+++ Records for this exercise +++

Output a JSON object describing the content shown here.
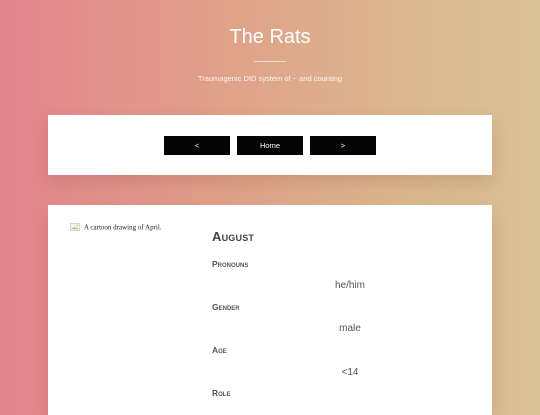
{
  "header": {
    "title": "The Rats",
    "subtitle": "Traumagenic DID system of ~ and counting"
  },
  "nav": {
    "prev_label": "<",
    "home_label": "Home",
    "next_label": ">"
  },
  "profile": {
    "avatar_alt": "A cartoon drawing of April.",
    "name": "August",
    "fields": [
      {
        "label": "Pronouns",
        "value": "he/him"
      },
      {
        "label": "Gender",
        "value": "male"
      },
      {
        "label": "Age",
        "value": "<14"
      },
      {
        "label": "Role",
        "value": ""
      }
    ]
  },
  "colors": {
    "gradient_left": "#e3848d",
    "gradient_right": "#d9c094",
    "button_bg": "#050505",
    "card_bg": "#ffffff"
  }
}
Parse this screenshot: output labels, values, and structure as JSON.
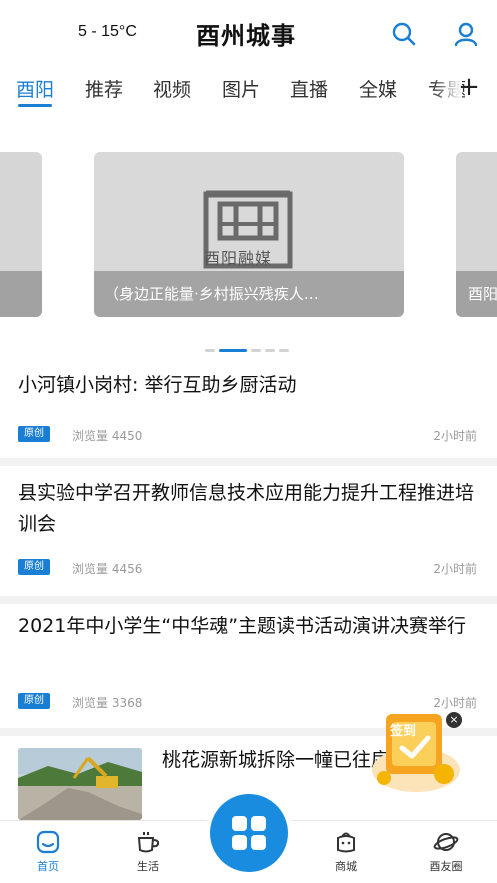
{
  "header": {
    "weather": "5 - 15°C",
    "app_title": "酉州城事",
    "icons": [
      "search-icon",
      "user-icon"
    ]
  },
  "tabs": [
    {
      "label": "酉阳",
      "active": true
    },
    {
      "label": "推荐",
      "active": false
    },
    {
      "label": "视频",
      "active": false
    },
    {
      "label": "图片",
      "active": false
    },
    {
      "label": "直播",
      "active": false
    },
    {
      "label": "全媒",
      "active": false
    },
    {
      "label": "专题",
      "active": false
    }
  ],
  "tabs_more": "+",
  "carousel": {
    "logo_text": "酉阳融媒",
    "caption": "（身边正能量·乡村振兴残疾人…",
    "side_caption": "酉阳"
  },
  "news": [
    {
      "title": "小河镇小岗村: 举行互助乡厨活动",
      "badge": "原创",
      "views": "浏览量 4450",
      "time": "2小时前"
    },
    {
      "title": "县实验中学召开教师信息技术应用能力提升工程推进培训会",
      "badge": "原创",
      "views": "浏览量 4456",
      "time": "2小时前"
    },
    {
      "title": "2021年中小学生“中华魂”主题读书活动演讲决赛举行",
      "badge": "原创",
      "views": "浏览量 3368",
      "time": "2小时前"
    },
    {
      "title": "桃花源新城拆除一幢已往房屋"
    }
  ],
  "checkin": {
    "label": "签到",
    "close": "×"
  },
  "bottom_nav": [
    {
      "label": "首页",
      "icon": "home-icon",
      "active": true
    },
    {
      "label": "生活",
      "icon": "cup-icon",
      "active": false
    },
    {
      "label": "",
      "icon": "grid-icon",
      "active": false
    },
    {
      "label": "商城",
      "icon": "bag-icon",
      "active": false
    },
    {
      "label": "酉友圈",
      "icon": "planet-icon",
      "active": false
    }
  ],
  "colors": {
    "accent": "#1a7fd4",
    "center_button": "#1a8ce0",
    "checkin": "#f5a623"
  }
}
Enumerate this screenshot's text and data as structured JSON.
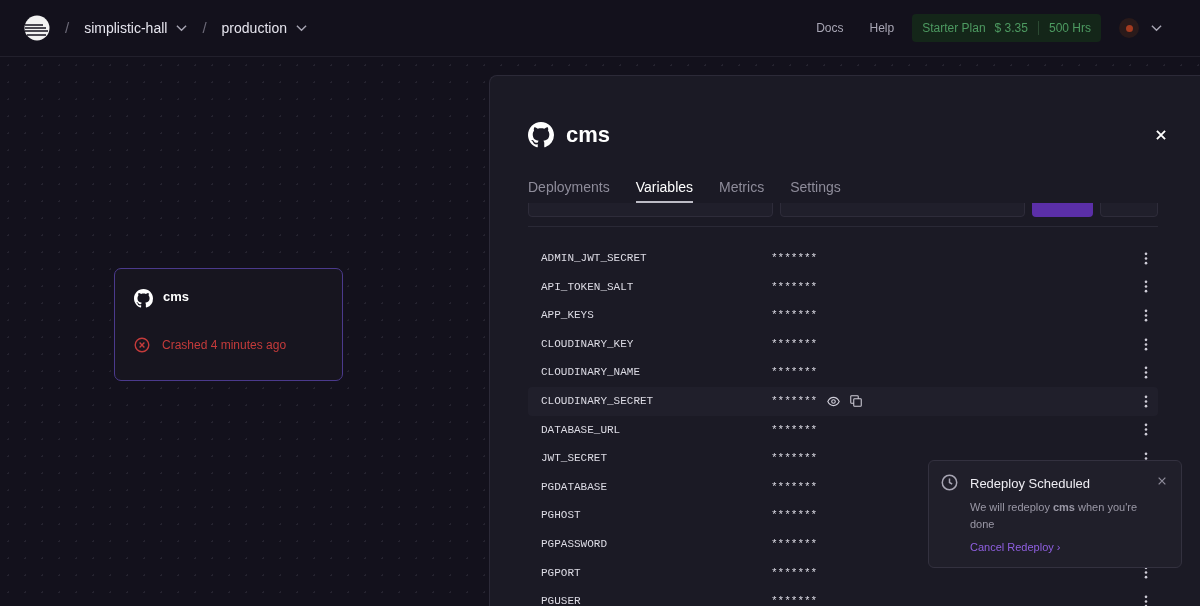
{
  "breadcrumbs": [
    {
      "separator": "/",
      "label": "simplistic-hall"
    },
    {
      "separator": "/",
      "label": "production"
    }
  ],
  "nav": [
    "Docs",
    "Help"
  ],
  "plan": {
    "name": "Starter Plan",
    "cost": "$ 3.35",
    "hours": "500 Hrs"
  },
  "service_card": {
    "name": "cms",
    "status": "Crashed 4 minutes ago"
  },
  "panel": {
    "title": "cms",
    "tabs": [
      {
        "label": "Deployments",
        "selected": false
      },
      {
        "label": "Variables",
        "selected": true
      },
      {
        "label": "Metrics",
        "selected": false
      },
      {
        "label": "Settings",
        "selected": false
      }
    ],
    "variables": [
      {
        "name": "ADMIN_JWT_SECRET",
        "value": "*******",
        "hovered": false
      },
      {
        "name": "API_TOKEN_SALT",
        "value": "*******",
        "hovered": false
      },
      {
        "name": "APP_KEYS",
        "value": "*******",
        "hovered": false
      },
      {
        "name": "CLOUDINARY_KEY",
        "value": "*******",
        "hovered": false
      },
      {
        "name": "CLOUDINARY_NAME",
        "value": "*******",
        "hovered": false
      },
      {
        "name": "CLOUDINARY_SECRET",
        "value": "*******",
        "hovered": true
      },
      {
        "name": "DATABASE_URL",
        "value": "*******",
        "hovered": false
      },
      {
        "name": "JWT_SECRET",
        "value": "*******",
        "hovered": false
      },
      {
        "name": "PGDATABASE",
        "value": "*******",
        "hovered": false
      },
      {
        "name": "PGHOST",
        "value": "*******",
        "hovered": false
      },
      {
        "name": "PGPASSWORD",
        "value": "*******",
        "hovered": false
      },
      {
        "name": "PGPORT",
        "value": "*******",
        "hovered": false
      },
      {
        "name": "PGUSER",
        "value": "*******",
        "hovered": false
      }
    ]
  },
  "toast": {
    "title": "Redeploy Scheduled",
    "message": "We will redeploy **cms** when you're done",
    "action": "Cancel Redeploy ›"
  }
}
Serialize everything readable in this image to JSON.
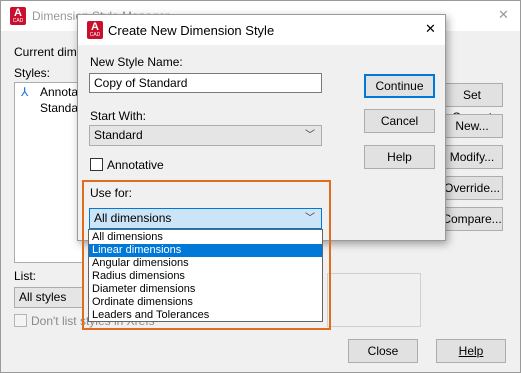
{
  "parent": {
    "title": "Dimension Style Manager",
    "current_label": "Current dimen",
    "styles_label": "Styles:",
    "style_items": [
      "Annotati",
      "Standar"
    ],
    "list_label": "List:",
    "list_value": "All styles",
    "dont_list": "Don't list styles in Xrefs",
    "buttons": {
      "set_current": "Set Current",
      "new": "New...",
      "modify": "Modify...",
      "override": "Override...",
      "compare": "Compare...",
      "close": "Close",
      "help": "Help"
    }
  },
  "dialog": {
    "logo": "A",
    "logo_sub": "CAD",
    "title": "Create New Dimension Style",
    "close_glyph": "✕",
    "new_style_label": "New Style Name:",
    "new_style_value": "Copy of Standard",
    "start_with_label": "Start With:",
    "start_with_value": "Standard",
    "annotative_label": "Annotative",
    "use_for_label": "Use for:",
    "use_for_value": "All dimensions",
    "dropdown_options": [
      "All dimensions",
      "Linear dimensions",
      "Angular dimensions",
      "Radius dimensions",
      "Diameter dimensions",
      "Ordinate dimensions",
      "Leaders and Tolerances"
    ],
    "selected_index": 1,
    "buttons": {
      "continue": "Continue",
      "cancel": "Cancel",
      "help": "Help"
    }
  },
  "colors": {
    "highlight": "#0078d7",
    "orange_outline": "#e06c1e",
    "logo_red": "#c8102e"
  }
}
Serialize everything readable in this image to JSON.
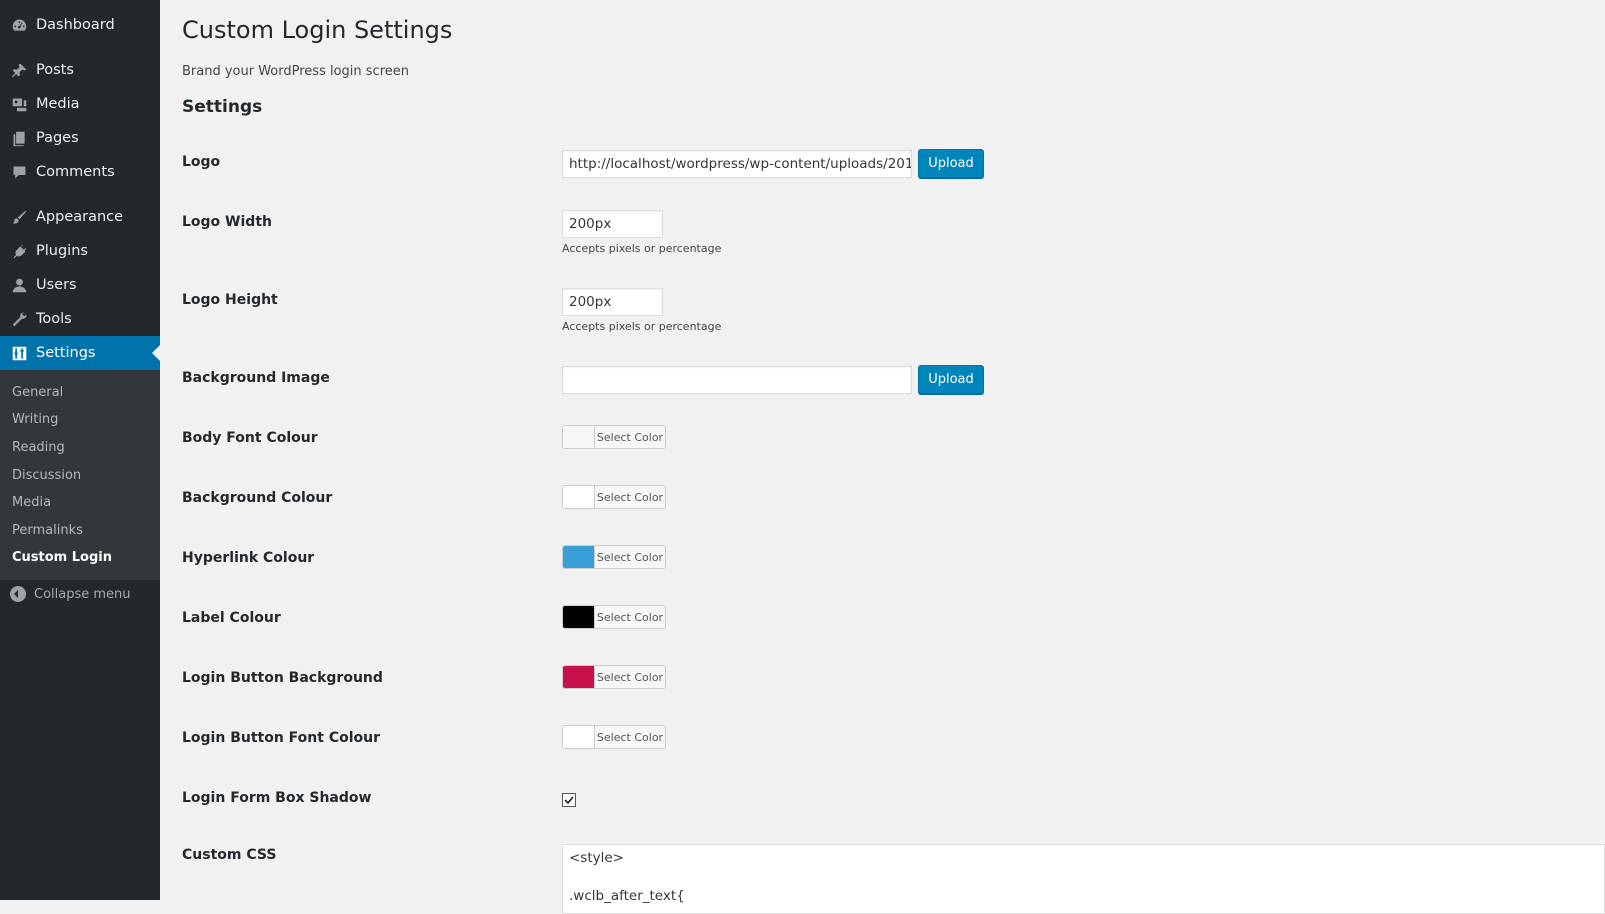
{
  "sidebar": {
    "items": [
      {
        "label": "Dashboard",
        "icon": "dashboard-icon"
      },
      {
        "label": "Posts",
        "icon": "pin-icon"
      },
      {
        "label": "Media",
        "icon": "media-icon"
      },
      {
        "label": "Pages",
        "icon": "pages-icon"
      },
      {
        "label": "Comments",
        "icon": "comment-icon"
      },
      {
        "label": "Appearance",
        "icon": "brush-icon"
      },
      {
        "label": "Plugins",
        "icon": "plug-icon"
      },
      {
        "label": "Users",
        "icon": "user-icon"
      },
      {
        "label": "Tools",
        "icon": "wrench-icon"
      },
      {
        "label": "Settings",
        "icon": "settings-icon"
      }
    ],
    "submenu": [
      "General",
      "Writing",
      "Reading",
      "Discussion",
      "Media",
      "Permalinks",
      "Custom Login"
    ],
    "collapse_label": "Collapse menu"
  },
  "page": {
    "title": "Custom Login Settings",
    "description": "Brand your WordPress login screen",
    "section_title": "Settings"
  },
  "fields": {
    "logo": {
      "label": "Logo",
      "value": "http://localhost/wordpress/wp-content/uploads/201",
      "button": "Upload"
    },
    "logo_width": {
      "label": "Logo Width",
      "value": "200px",
      "hint": "Accepts pixels or percentage"
    },
    "logo_height": {
      "label": "Logo Height",
      "value": "200px",
      "hint": "Accepts pixels or percentage"
    },
    "background_image": {
      "label": "Background Image",
      "value": "",
      "button": "Upload"
    },
    "body_font_colour": {
      "label": "Body Font Colour",
      "button": "Select Color",
      "color": "#f7f7f7"
    },
    "background_colour": {
      "label": "Background Colour",
      "button": "Select Color",
      "color": "#ffffff"
    },
    "hyperlink_colour": {
      "label": "Hyperlink Colour",
      "button": "Select Color",
      "color": "#3a9fd6"
    },
    "label_colour": {
      "label": "Label Colour",
      "button": "Select Color",
      "color": "#000000"
    },
    "login_button_background": {
      "label": "Login Button Background",
      "button": "Select Color",
      "color": "#c8104a"
    },
    "login_button_font_colour": {
      "label": "Login Button Font Colour",
      "button": "Select Color",
      "color": "#ffffff"
    },
    "login_form_box_shadow": {
      "label": "Login Form Box Shadow",
      "checked": true
    },
    "custom_css": {
      "label": "Custom CSS",
      "lines": [
        "<style>",
        "",
        ".wclb_after_text{"
      ]
    }
  }
}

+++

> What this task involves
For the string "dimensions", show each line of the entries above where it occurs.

> Exercise response
    "use_for_value": "All dimensions",
      "All dimensions",
      "Linear dimensions",
      "Angular dimensions",
      "Radius dimensions",
      "Diameter dimensions",
      "Ordinate dimensions",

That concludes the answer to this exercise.